Damn, I can get lazy. I got back from three weeks in Europe recently – Italy, Slovenia, Austria (and driving in Germany) – talking and climbing with some of Cerro Torre’s greatest climbers, and making a bunch of new friends. Great hospitality, and fascinating conversations. Got to climb with my old friend Rolando Garibotti, as well as Ermanno Salvaterra, Silvo Karo, David Lama, and Doerte Pietron. Heard thoughts and stories from the 1974 first ascent of Cerro Torre from Mario Conti (the only remaining living member from the climb; he and Casimiro Ferrari led the entire route). Also spent great time with Italian climbing historian and author-editor extraordinaire Mirella Tenderini, as well as Ragni di Lecco hardman and great guy Fabio Palma, mind-bending translator Luca Calvi (holy shit, fluent in 22 languages!), Elio Orlandi, Alessandro Beltrami and his family, and the legendary Heinz Mariacher. Had the pleasure of a day with Marko Prezelj and his family, during which Urban Novak joined us for some tasty talking (more on that to come). Even met and talked with Reinhold Messner himself (spoken like Bill Murray in Caddyshack, of course).
Whew, helluva trip. I took a shitton of notes. Have plans to write some posts about some of it. Have other posts in the works, too. If I can get my slack ass to finish ‘em.

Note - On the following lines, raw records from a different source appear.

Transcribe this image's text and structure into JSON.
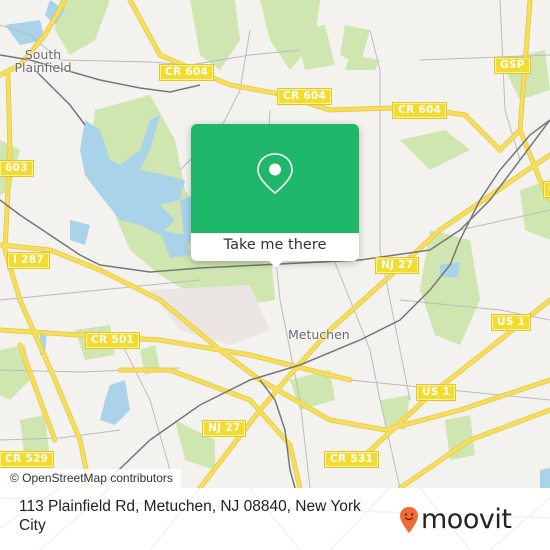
{
  "map": {
    "place_labels": [
      {
        "name": "south-plainfield",
        "lines": [
          "South",
          "Plainfield"
        ]
      },
      {
        "name": "metuchen",
        "lines": [
          "Metuchen"
        ]
      }
    ],
    "road_shields": [
      {
        "name": "cr-604-west",
        "label": "CR 604"
      },
      {
        "name": "cr-604-mid",
        "label": "CR 604"
      },
      {
        "name": "cr-604-east",
        "label": "CR 604"
      },
      {
        "name": "gsp",
        "label": "GSP"
      },
      {
        "name": "cr-603",
        "label": "603"
      },
      {
        "name": "i-287",
        "label": "I 287"
      },
      {
        "name": "nj-27-north",
        "label": "NJ 27"
      },
      {
        "name": "us-1-north",
        "label": "US 1"
      },
      {
        "name": "cr-501",
        "label": "CR 501"
      },
      {
        "name": "us-1-south",
        "label": "US 1"
      },
      {
        "name": "nj-27-south",
        "label": "NJ 27"
      },
      {
        "name": "cr-531",
        "label": "CR 531"
      },
      {
        "name": "cr-529",
        "label": "CR 529"
      },
      {
        "name": "edge-shield",
        "label": "C"
      }
    ],
    "attribution": "© OpenStreetMap contributors",
    "colors": {
      "land": "#f3f2ee",
      "park": "#cfe6b0",
      "water": "#aad3ea",
      "road_major": "#f6dd5a",
      "road_minor": "#bcbcbc",
      "rail": "#777777"
    }
  },
  "popup": {
    "icon": "location-pin-icon",
    "button_label": "Take me there",
    "accent_color": "#1fb86a"
  },
  "footer": {
    "address": "113 Plainfield Rd, Metuchen, NJ 08840, New York City",
    "brand": "moovit",
    "brand_color": "#f26a35"
  }
}
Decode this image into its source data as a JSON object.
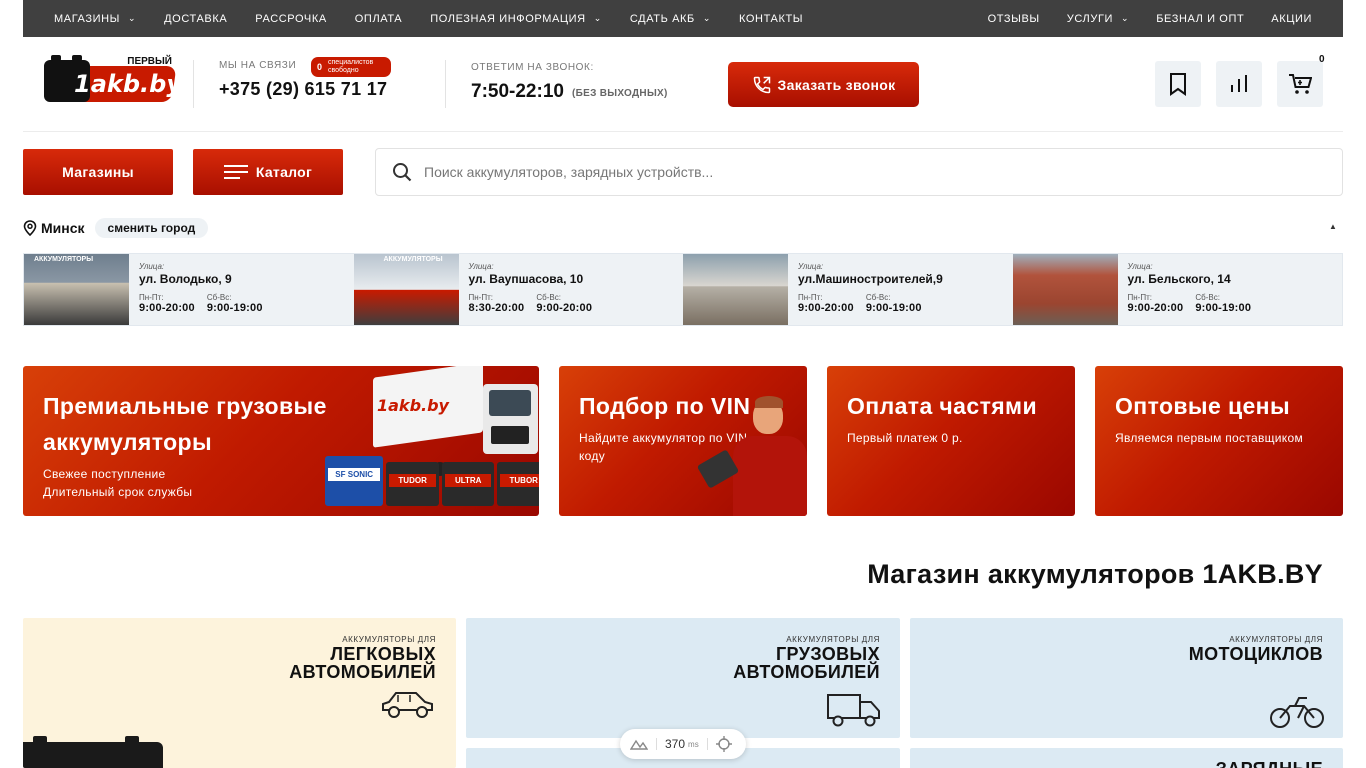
{
  "topnav": {
    "left": [
      {
        "label": "МАГАЗИНЫ",
        "dropdown": true
      },
      {
        "label": "ДОСТАВКА",
        "dropdown": false
      },
      {
        "label": "РАССРОЧКА",
        "dropdown": false
      },
      {
        "label": "ОПЛАТА",
        "dropdown": false
      },
      {
        "label": "ПОЛЕЗНАЯ ИНФОРМАЦИЯ",
        "dropdown": true
      },
      {
        "label": "СДАТЬ АКБ",
        "dropdown": true
      },
      {
        "label": "КОНТАКТЫ",
        "dropdown": false
      }
    ],
    "right": [
      {
        "label": "ОТЗЫВЫ",
        "dropdown": false
      },
      {
        "label": "УСЛУГИ",
        "dropdown": true
      },
      {
        "label": "БЕЗНАЛ И ОПТ",
        "dropdown": false
      },
      {
        "label": "АКЦИИ",
        "dropdown": false
      }
    ]
  },
  "header": {
    "logo_top": "ПЕРВЫЙ",
    "logo_text": "1akb.by",
    "contact_label": "МЫ НА СВЯЗИ",
    "badge_count": "0",
    "badge_text_1": "специалистов",
    "badge_text_2": "свободно",
    "phone": "+375 (29) 615 71 17",
    "hours_label": "ОТВЕТИМ НА ЗВОНОК:",
    "hours": "7:50-22:10",
    "hours_note": "(БЕЗ ВЫХОДНЫХ)",
    "callback_label": "Заказать звонок",
    "cart_count": "0"
  },
  "actions": {
    "stores_label": "Магазины",
    "catalog_label": "Каталог",
    "search_placeholder": "Поиск аккумуляторов, зарядных устройств..."
  },
  "city": {
    "name": "Минск",
    "change_label": "сменить город",
    "collapse_glyph": "▲"
  },
  "stores": [
    {
      "label": "Улица:",
      "address": "ул. Володько, 9",
      "wd_label": "Пн-Пт:",
      "wd": "9:00-20:00",
      "we_label": "Сб-Вс:",
      "we": "9:00-19:00"
    },
    {
      "label": "Улица:",
      "address": "ул. Ваупшасова, 10",
      "wd_label": "Пн-Пт:",
      "wd": "8:30-20:00",
      "we_label": "Сб-Вс:",
      "we": "9:00-20:00"
    },
    {
      "label": "Улица:",
      "address": "ул.Машиностроителей,9",
      "wd_label": "Пн-Пт:",
      "wd": "9:00-20:00",
      "we_label": "Сб-Вс:",
      "we": "9:00-19:00"
    },
    {
      "label": "Улица:",
      "address": "ул. Бельского, 14",
      "wd_label": "Пн-Пт:",
      "wd": "9:00-20:00",
      "we_label": "Сб-Вс:",
      "we": "9:00-19:00"
    }
  ],
  "store_photo_signs": [
    "АККУМУЛЯТОРЫ",
    "АККУМУЛЯТОРЫ"
  ],
  "promos": {
    "trucks": {
      "title_1": "Премиальные грузовые",
      "title_2": "аккумуляторы",
      "sub_1": "Свежее поступление",
      "sub_2": "Длительный срок службы",
      "truck_logo": "1akb.by",
      "batteries": [
        "SF SONIC",
        "TUDOR",
        "ULTRA",
        "TUBOR"
      ]
    },
    "vin": {
      "title": "Подбор по VIN",
      "sub_1": "Найдите аккумулятор по VIN-",
      "sub_2": "коду"
    },
    "parts": {
      "title": "Оплата частями",
      "sub": "Первый платеж 0 р."
    },
    "wholesale": {
      "title": "Оптовые цены",
      "sub": "Являемся первым поставщиком"
    }
  },
  "section_title": "Магазин аккумуляторов 1AKB.BY",
  "categories": {
    "cars": {
      "small": "АККУМУЛЯТОРЫ ДЛЯ",
      "big_1": "ЛЕГКОВЫХ",
      "big_2": "АВТОМОБИЛЕЙ"
    },
    "trucks": {
      "small": "АККУМУЛЯТОРЫ ДЛЯ",
      "big_1": "ГРУЗОВЫХ",
      "big_2": "АВТОМОБИЛЕЙ"
    },
    "moto": {
      "small": "АККУМУЛЯТОРЫ ДЛЯ",
      "big_1": "МОТОЦИКЛОВ"
    },
    "chargers": {
      "big_1": "ЗАРЯДНЫЕ"
    }
  },
  "perf": {
    "value": "370",
    "unit": "ms"
  },
  "colors": {
    "accent": "#c81a00",
    "nav_bg": "#404040",
    "light_bg": "#eef2f5",
    "cream": "#fdf3dc",
    "pale_blue": "#dceaf3"
  }
}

Problem is, this combo of actually going climbing (though I’m far better at just talking about climbing), combined with my afore-mentioned laziness, infused with some writer’s block, and a touch more laziness, has conspired against me. I need some motivation.
We know what I think about motivational propaganda – here’s my take on New Years’ Resolutions, for example, and here’s an old rant about those stupid motivational posters.

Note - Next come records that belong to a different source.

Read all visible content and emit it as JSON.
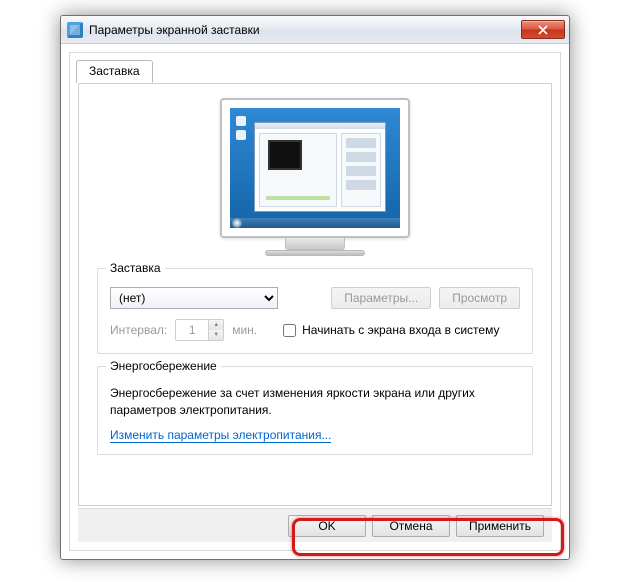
{
  "window": {
    "title": "Параметры экранной заставки"
  },
  "tabs": {
    "screensaver": "Заставка"
  },
  "group_saver": {
    "title": "Заставка",
    "selected": "(нет)",
    "settings_btn": "Параметры...",
    "preview_btn": "Просмотр",
    "interval_label": "Интервал:",
    "interval_value": "1",
    "interval_unit": "мин.",
    "resume_checkbox": "Начинать с экрана входа в систему"
  },
  "group_power": {
    "title": "Энергосбережение",
    "desc": "Энергосбережение за счет изменения яркости экрана или других параметров электропитания.",
    "link": "Изменить параметры электропитания..."
  },
  "buttons": {
    "ok": "OK",
    "cancel": "Отмена",
    "apply": "Применить"
  }
}
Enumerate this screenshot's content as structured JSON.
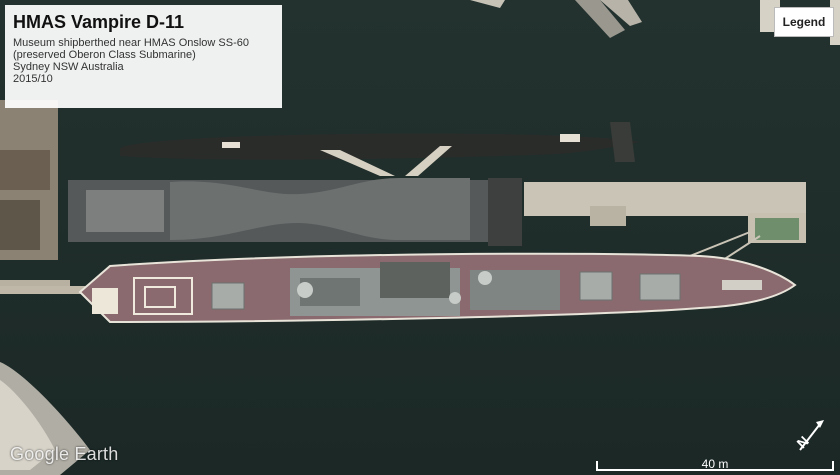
{
  "info": {
    "title": "HMAS Vampire D-11",
    "lines": [
      "Museum shipberthed near HMAS Onslow SS-60",
      "(preserved Oberon Class Submarine)",
      "Sydney NSW Australia",
      "2015/10"
    ]
  },
  "legend": {
    "label": "Legend"
  },
  "branding": {
    "logo_text": "Google Earth"
  },
  "scale": {
    "label": "40 m"
  },
  "compass": {
    "icon": "north-arrow-icon",
    "letter": "N"
  },
  "colors": {
    "water": "#1f2e2c",
    "deck": "#8a6a6e",
    "pier": "#c9c4b6",
    "shed_roof": "#5b5f5d",
    "sub_hull": "#2a2c2a"
  }
}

But time changes. People change. I find myself making an about-face on teamwork-style posters, anyway. They’re kind of like motivational posters, because good communication can inspire and, shit, who knows, even motivate? I saw this poster in a building a couple of weeks ago. It said, “Winning Phrases.” In the spirit of teamwork, I made some minor tweaks — just turning them into real-world versions of regular workplace communication, really. Does this make me a champion?
Nothing like a little procrastination to help drum-up motivation. Maybe those posts I’m working on will magically finish themselves.
Mirella Tenderini book on Gary Hemming is what one the best in
a big field of great books about big characters.
so I have to ask, Was she smoken?
two ‘motivational phrases’ that may be worth their weight in ink:
-(regarding the issue of getting started on things you don’t want to do, from some out-of-print “samurai life lessons” book, the title of which I can no longer find, and the exact quote I can’t find either…): when faced with some difficult or unpleasant task, like crossing a long and densely vegetated marshland (or writing some blog posts), just start the thing. the starting is the important part. “charge off vigorously into the marsh”. ok not really a good quote but i like the imagery.
-(this one’s more about working out/training – we’ll see if it passes your BS test…) from Steve Prefontaine: “The best race pace is a suicide pace and today is a good day to die.” a little nihilistic but it gets me ready to hurt sometimes…!